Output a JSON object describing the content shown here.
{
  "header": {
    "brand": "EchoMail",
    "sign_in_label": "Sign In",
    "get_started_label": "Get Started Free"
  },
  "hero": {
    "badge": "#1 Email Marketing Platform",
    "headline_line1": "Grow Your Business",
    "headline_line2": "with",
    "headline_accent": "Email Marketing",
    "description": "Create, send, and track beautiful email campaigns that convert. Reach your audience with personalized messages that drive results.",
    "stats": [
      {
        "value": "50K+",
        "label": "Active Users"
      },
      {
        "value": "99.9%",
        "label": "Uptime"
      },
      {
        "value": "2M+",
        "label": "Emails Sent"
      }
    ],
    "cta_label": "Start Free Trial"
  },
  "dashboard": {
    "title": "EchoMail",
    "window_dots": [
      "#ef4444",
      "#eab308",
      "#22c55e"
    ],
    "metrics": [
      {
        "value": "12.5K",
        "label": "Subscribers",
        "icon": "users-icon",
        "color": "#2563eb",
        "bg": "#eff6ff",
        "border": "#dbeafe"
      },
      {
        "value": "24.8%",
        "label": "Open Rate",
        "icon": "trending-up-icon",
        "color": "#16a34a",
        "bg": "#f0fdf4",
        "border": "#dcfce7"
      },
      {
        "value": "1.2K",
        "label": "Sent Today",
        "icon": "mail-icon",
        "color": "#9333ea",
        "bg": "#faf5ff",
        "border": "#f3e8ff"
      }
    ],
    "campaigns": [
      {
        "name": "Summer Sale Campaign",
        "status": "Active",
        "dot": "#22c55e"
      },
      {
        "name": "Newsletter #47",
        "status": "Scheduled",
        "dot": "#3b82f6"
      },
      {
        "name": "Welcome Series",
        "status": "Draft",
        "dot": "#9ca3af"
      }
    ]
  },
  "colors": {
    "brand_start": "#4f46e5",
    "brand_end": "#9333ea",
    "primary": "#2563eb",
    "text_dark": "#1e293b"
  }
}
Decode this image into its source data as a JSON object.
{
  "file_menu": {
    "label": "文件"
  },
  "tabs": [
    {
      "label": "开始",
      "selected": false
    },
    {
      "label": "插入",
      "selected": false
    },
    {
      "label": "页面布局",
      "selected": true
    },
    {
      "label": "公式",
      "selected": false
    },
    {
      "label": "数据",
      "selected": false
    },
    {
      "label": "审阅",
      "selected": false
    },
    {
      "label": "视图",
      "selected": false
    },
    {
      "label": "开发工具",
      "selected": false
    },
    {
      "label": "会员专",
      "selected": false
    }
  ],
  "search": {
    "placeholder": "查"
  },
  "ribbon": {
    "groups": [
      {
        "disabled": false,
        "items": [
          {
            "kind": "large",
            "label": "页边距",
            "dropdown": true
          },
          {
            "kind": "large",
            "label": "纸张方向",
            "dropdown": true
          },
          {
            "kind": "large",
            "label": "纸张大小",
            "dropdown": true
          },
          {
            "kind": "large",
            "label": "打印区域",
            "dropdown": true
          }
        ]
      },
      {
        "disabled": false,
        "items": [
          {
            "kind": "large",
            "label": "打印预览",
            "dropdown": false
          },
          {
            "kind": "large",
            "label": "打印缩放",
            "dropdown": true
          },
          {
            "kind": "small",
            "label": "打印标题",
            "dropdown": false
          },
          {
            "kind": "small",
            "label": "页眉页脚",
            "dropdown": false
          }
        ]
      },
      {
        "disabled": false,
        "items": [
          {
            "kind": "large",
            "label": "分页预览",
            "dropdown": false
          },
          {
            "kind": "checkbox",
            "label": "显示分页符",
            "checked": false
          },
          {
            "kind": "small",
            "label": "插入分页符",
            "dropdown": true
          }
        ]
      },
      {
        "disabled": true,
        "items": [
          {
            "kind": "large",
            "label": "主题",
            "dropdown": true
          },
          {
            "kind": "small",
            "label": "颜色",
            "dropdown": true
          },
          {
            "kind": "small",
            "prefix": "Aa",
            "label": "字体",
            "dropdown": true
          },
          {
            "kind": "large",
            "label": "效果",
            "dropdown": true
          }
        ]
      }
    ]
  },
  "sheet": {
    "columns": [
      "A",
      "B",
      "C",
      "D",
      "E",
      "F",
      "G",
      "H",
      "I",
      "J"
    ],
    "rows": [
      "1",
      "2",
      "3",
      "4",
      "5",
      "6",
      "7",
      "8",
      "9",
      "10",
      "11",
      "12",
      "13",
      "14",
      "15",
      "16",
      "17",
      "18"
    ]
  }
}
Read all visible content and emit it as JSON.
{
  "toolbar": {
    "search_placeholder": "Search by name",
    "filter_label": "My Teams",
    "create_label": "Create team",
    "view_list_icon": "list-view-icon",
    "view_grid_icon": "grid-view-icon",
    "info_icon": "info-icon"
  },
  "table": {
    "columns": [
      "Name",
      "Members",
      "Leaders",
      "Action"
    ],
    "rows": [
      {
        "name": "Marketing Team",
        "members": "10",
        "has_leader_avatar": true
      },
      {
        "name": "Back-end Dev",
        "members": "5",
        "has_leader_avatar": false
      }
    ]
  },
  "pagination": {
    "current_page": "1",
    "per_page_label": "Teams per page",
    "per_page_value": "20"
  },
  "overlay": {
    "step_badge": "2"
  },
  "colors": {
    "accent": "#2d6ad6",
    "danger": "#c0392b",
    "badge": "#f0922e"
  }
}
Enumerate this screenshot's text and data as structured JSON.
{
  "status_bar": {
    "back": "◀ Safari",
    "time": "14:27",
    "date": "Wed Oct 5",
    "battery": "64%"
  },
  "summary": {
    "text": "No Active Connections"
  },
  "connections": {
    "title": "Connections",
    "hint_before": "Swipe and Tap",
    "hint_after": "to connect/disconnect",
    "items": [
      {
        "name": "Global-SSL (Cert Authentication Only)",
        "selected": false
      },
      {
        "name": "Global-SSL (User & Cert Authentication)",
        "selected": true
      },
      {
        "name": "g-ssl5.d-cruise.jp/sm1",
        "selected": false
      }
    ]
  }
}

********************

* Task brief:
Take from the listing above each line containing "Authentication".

* The completed task:
        "name": "Global-SSL (Cert Authentication Only)",
        "name": "Global-SSL (User & Cert Authentication)",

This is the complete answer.